In conclusion, this study made behavioural observations at pilot events as part of the Welsh Governments move out of lockdown. Whilst there was general adherence to protective behaviours, there were significant systematic breakdowns that increased the risk of transmission of COVID-19. These could be understood through a behavioural science lens, for example in terms of dual-process theory or COM-B, and as such are tractable. Four key factors were social expectations, identification of crunch-points and flow, stewarding and the role of observable norms, and the effective use of environmental design. The application of behavioural science can significantly impact the ongoing efforts to protect Wales as we move into a more open society.
Bavel, J.J.V., Baicker, K., Boggio, P.S. et al. (2020). Using social and behavioural science to support COVID-19 pandemic response. Nat Hum Behav 4, 460–471
Fitzgerald N et al., (2021) Managing COVID-19 Transmission Risks in Bars: An Interview and Observation Study. Journal of Studies on Alcohol and Drugs, 82(1), 42–54 (2021).

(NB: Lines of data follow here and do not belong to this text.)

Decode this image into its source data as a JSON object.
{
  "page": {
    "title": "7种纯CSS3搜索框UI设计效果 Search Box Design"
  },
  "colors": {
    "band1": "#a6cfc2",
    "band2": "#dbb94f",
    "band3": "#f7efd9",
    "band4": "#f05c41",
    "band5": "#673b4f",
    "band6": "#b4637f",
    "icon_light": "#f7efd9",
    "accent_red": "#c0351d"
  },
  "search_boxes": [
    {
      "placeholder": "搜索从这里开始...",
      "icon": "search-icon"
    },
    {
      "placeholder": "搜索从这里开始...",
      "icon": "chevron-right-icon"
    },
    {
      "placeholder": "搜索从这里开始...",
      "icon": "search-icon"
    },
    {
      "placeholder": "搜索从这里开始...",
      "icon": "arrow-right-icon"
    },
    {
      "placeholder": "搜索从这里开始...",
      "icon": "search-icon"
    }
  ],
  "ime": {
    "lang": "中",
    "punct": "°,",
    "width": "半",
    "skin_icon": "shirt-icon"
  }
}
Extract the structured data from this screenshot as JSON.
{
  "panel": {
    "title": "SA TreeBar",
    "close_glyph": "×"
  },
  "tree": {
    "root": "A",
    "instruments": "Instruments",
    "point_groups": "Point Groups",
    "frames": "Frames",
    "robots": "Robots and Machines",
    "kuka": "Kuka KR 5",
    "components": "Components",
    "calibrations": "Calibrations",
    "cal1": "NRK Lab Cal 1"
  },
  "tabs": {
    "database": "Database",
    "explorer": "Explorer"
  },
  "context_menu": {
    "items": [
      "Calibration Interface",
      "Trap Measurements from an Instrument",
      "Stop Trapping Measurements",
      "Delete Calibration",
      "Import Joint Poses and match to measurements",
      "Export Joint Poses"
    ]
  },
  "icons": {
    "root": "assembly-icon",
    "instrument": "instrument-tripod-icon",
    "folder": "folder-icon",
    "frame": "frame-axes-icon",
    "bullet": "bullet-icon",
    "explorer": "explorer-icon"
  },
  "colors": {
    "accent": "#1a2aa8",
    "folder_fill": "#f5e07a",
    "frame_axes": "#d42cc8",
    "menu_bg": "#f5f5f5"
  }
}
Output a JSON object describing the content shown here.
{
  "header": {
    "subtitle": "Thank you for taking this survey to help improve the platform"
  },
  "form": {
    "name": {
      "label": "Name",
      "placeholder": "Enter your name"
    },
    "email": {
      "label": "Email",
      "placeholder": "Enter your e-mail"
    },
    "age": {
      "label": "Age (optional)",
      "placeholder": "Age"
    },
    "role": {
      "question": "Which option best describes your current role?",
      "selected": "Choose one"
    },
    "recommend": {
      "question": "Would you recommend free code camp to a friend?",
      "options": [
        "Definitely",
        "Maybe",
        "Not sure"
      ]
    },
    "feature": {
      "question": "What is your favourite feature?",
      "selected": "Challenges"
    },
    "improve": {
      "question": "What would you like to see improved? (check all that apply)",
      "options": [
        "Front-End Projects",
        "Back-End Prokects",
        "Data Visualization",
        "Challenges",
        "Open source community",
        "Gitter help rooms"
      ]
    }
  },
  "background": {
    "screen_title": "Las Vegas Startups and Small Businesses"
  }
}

John A, Pidgeon N, Roberts C, West J, Gould A, Parkinson J et al. (2021) Pandemic and beyond - using behavioural science to inform policy and practice. Technical Advisory Group report for Welsh government
Kahneman, Daniel (2011) Thinking, Fast and Slow. New York: Farrar, Straus and Giroux.
Levant B., and Parkinson J.A. (2014) Positive emotions and reward: Appetitive systems – Amygdala and striatum. Reference Module in Biomedical Sciences. Elsevier. 24-Oct-14 doi: 10.1016/B978-0- 12-801238-3.04498-6
Michie S, et al. The behaviour change wheel: a new method for characterising and designing behaviour change interventions. Implementation Sci 2011;6:42. https://doi.org/10.1186/1748-5908-6-42
ant B., and Parkinson J.A. (2014) Positive emotions and reward: Appetitive systems – Amygdala and striatum. Reference Module in Biomedical Sciences. Elsevier. 24-Oct-14 doi: 10.1016/B978-0-12-801238-3.04498-6
Raafat RM Chater N, Frith C (2009) Herding in humans, Trends in Cognitive Sciences Vol.13 No.10. doi:10.1016/j.tics.2009.08.002
Soper, G. A. The lessons of the pandemic. Science 49, 501–506 (1919).
Thaler, Richard H., and Cass R. Sunstein. Nudge. Penguin, 2009